* [Required work]
State, as a number alone, how many lines of the entries contain the word "Intraday".

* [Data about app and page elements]

--------------------------------

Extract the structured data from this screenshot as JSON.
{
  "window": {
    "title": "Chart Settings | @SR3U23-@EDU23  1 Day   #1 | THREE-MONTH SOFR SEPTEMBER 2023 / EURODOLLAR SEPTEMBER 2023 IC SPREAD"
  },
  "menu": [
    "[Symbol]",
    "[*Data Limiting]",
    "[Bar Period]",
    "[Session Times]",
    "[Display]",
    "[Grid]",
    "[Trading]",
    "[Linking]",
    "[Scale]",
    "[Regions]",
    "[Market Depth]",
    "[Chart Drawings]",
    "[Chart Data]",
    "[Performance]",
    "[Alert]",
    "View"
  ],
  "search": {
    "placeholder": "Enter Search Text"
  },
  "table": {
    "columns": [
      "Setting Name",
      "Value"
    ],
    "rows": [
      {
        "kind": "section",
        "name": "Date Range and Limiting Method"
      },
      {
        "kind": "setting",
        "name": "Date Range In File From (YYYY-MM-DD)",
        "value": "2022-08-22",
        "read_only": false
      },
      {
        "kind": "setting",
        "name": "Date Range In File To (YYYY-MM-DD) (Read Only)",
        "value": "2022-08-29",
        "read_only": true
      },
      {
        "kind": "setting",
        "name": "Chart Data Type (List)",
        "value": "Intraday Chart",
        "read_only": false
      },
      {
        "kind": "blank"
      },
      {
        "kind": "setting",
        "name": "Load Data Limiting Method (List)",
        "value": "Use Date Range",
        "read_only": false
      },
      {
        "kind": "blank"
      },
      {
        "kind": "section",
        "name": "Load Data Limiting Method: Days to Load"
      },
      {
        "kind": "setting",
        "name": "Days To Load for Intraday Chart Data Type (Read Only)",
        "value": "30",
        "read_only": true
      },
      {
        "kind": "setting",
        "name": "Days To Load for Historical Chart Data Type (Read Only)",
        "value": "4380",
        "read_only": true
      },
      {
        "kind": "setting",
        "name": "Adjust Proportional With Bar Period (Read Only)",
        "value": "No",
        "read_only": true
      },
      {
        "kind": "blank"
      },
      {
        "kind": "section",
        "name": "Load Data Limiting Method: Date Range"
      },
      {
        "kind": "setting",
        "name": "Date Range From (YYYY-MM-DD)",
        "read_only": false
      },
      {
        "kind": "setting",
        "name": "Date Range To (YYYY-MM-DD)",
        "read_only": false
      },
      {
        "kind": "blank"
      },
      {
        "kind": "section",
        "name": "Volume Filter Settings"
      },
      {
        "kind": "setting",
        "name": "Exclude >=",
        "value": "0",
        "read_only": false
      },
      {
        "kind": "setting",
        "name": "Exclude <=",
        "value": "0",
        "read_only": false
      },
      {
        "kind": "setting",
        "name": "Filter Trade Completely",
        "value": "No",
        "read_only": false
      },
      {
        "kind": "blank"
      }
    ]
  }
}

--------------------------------

* [Response area]
2